The defense and intelligence community was one of the first to adopt LiDAR as a new data type, now using it extensively to supplement their more traditional geospatial information in order to make more informed decisions. Used largely to create accurate, up-to-date terrain maps to assist in operations, LiDAR data is considered in the community to be faster to collect, more accurate, and the information from it much clearer, once appropriate software techniques are used to exploit it. The nature of LiDAR, with its flexible capabilities and ability to detect extremely small particles on objects, has made it an indispensible tool to the military, and its use by the military has further increased safety of citizens and troops.
LiDAR (Light Detection and Ranging) uses light waves and involves the transmission of light pulses and measurement of reflection times. LiDAR data are often collected from the air using airborne platforms such as airplanes or helicopter, with onboard sensors.

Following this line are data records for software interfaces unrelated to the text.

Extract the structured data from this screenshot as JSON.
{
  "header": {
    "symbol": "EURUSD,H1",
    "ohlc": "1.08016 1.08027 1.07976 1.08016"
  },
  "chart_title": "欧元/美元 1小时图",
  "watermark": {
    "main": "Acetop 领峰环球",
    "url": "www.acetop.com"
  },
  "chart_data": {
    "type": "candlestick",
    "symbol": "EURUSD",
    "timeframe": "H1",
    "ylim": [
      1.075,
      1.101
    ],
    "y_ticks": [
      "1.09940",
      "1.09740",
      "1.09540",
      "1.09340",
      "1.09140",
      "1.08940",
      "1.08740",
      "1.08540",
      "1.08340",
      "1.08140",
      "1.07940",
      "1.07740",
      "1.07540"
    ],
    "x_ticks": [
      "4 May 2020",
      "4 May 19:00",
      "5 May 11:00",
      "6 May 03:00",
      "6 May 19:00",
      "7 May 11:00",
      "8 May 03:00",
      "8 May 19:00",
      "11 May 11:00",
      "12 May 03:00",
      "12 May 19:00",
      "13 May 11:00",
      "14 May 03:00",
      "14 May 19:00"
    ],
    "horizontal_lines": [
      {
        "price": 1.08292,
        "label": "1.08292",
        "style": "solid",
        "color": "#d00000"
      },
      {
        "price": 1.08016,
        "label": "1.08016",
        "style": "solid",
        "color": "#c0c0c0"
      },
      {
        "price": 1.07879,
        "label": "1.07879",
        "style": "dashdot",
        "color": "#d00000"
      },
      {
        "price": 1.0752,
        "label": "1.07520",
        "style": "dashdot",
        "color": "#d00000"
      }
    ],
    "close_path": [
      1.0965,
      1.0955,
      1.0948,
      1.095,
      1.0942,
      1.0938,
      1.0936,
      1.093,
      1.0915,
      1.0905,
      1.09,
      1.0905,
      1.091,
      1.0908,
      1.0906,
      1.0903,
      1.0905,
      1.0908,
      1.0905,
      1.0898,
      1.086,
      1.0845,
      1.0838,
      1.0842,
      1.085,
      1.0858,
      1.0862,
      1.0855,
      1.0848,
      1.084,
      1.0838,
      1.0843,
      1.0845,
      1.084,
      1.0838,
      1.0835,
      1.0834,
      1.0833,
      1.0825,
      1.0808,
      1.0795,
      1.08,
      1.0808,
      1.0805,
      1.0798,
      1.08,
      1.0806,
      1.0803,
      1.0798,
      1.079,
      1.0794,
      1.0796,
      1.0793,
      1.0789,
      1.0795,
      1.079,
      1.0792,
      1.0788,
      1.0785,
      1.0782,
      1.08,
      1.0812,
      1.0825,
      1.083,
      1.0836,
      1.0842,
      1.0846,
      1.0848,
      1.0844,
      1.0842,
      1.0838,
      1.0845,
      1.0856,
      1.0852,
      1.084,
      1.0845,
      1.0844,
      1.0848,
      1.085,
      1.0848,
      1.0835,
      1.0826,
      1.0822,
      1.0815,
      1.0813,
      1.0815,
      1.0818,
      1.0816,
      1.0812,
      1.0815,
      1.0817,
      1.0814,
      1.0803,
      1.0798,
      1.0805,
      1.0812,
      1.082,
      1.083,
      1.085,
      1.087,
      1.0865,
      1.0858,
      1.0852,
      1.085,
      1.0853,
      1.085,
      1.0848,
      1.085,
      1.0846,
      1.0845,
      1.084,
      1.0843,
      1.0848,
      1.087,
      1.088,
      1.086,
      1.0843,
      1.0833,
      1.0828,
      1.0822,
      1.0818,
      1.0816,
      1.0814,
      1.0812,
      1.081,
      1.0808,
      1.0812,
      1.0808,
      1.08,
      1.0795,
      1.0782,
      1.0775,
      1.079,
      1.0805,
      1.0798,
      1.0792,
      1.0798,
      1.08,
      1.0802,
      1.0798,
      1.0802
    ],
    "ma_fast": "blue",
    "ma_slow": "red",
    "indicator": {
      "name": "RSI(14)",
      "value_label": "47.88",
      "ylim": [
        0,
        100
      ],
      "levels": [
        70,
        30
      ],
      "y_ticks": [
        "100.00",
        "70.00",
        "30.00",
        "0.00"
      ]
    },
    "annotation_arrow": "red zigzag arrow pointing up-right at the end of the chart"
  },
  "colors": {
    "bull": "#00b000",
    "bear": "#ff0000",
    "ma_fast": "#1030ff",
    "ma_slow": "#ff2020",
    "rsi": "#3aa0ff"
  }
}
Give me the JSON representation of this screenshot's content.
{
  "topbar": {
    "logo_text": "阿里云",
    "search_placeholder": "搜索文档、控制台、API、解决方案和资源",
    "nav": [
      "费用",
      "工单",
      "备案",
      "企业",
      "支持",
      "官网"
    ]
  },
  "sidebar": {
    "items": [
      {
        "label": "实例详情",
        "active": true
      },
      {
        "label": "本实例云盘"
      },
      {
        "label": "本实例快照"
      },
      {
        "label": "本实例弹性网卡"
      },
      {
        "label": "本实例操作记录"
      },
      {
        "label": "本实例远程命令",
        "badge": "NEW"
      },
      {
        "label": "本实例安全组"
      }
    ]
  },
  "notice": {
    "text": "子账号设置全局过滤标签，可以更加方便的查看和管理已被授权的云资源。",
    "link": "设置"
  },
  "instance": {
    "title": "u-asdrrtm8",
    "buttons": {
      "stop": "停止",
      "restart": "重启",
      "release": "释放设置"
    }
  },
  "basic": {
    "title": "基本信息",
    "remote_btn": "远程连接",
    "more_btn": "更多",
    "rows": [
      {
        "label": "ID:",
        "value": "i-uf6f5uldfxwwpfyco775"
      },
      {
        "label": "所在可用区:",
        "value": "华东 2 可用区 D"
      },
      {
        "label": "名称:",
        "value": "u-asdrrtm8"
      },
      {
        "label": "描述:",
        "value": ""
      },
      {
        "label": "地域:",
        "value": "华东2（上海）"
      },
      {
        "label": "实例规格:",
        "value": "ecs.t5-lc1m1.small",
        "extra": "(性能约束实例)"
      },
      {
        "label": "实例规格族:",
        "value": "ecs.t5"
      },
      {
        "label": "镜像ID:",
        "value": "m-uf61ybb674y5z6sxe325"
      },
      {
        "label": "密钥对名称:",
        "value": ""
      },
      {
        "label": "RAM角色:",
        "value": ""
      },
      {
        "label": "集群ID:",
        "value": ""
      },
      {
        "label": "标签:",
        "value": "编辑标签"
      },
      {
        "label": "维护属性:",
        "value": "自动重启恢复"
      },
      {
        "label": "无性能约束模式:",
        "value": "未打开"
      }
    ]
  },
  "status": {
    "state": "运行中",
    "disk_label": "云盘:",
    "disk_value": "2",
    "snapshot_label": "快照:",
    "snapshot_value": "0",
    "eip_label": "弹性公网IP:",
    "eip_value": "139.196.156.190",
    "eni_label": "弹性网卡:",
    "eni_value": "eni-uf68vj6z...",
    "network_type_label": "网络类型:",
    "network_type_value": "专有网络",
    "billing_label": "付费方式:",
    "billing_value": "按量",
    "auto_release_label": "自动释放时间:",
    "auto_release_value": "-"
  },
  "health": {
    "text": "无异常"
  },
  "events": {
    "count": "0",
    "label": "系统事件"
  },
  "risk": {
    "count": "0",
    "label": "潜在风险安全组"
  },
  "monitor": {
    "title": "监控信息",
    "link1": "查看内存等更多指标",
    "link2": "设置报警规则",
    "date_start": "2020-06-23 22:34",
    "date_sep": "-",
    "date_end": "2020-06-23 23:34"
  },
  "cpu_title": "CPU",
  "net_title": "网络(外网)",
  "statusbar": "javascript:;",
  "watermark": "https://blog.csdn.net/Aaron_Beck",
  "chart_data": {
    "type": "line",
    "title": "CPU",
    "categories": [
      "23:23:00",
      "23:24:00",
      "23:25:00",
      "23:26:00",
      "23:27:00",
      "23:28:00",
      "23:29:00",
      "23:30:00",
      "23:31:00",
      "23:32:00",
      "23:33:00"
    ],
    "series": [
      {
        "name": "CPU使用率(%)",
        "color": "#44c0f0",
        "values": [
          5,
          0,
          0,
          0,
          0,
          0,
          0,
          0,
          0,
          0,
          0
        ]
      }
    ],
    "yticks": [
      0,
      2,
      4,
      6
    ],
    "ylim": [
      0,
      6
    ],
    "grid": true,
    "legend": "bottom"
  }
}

Distances to objects are calculated from a sensor, while measurements are combined with precise navigational data to produce highly accurate elevation data in the form of point clouds.
Using software designed to create powerful, photorealistic 3D visualizations from the point clouds, such as E3De software from Exelis, users can classify and identify specific objects, such as buildings or ground cover like trees and bushes.
Today, LiDAR plays a role in a variety of defense and intelligence missions. By using software to extract features of interest from a LiDAR data set, military personnel can now more effectively detect potential threats, such as vehicles, buildings, and improvised explosive devices (IEDs). LiDAR data processed with products like E3De also allows troops to more fully understand their surrounding terrain and topography, and is used to assess a good location for building a Forward Observation Base (FOB) for future operations, map out correct convoy routes through hostile and non hostile situations, landing zones, and to show where possible enemy fortifications are.
The use of processed LiDAR data has also exploded in environmentally conscious industries. It can be used in for quantitative analysis for applications such transportation studies, coastal zone mapping, tree canopy tracking, and various oceanic studies.
In an example of a more directly utilitarian application, LiDAR is now being used to efficiently determine the appropriate roof top locations to place solar panels in both commercial and residential locations, an initiative driven largely by recent government mandates that require that more power come from renewable sources. To achieve the goal of less energy consumption, software technology is used to create 3D models from LiDAR data to identify buildings, trees, and other objects with respect to the land surface – critical information when trying to determine the best location for solar panels. The end result is the ability to identify the specific spot on a roof top that has maximum sun exposure. Proper placement ensures that panels operate at their peak performance, resulting in significant cost savings.
Models created using LiDAR data are also a great source of information for urban planning and local governments, helping them to analyze the future of their communities and how to plan and build accordingly.
If you would like to learn more about how software technology can help you use your LiDAR data, visit www.exelisvis.com/E3De.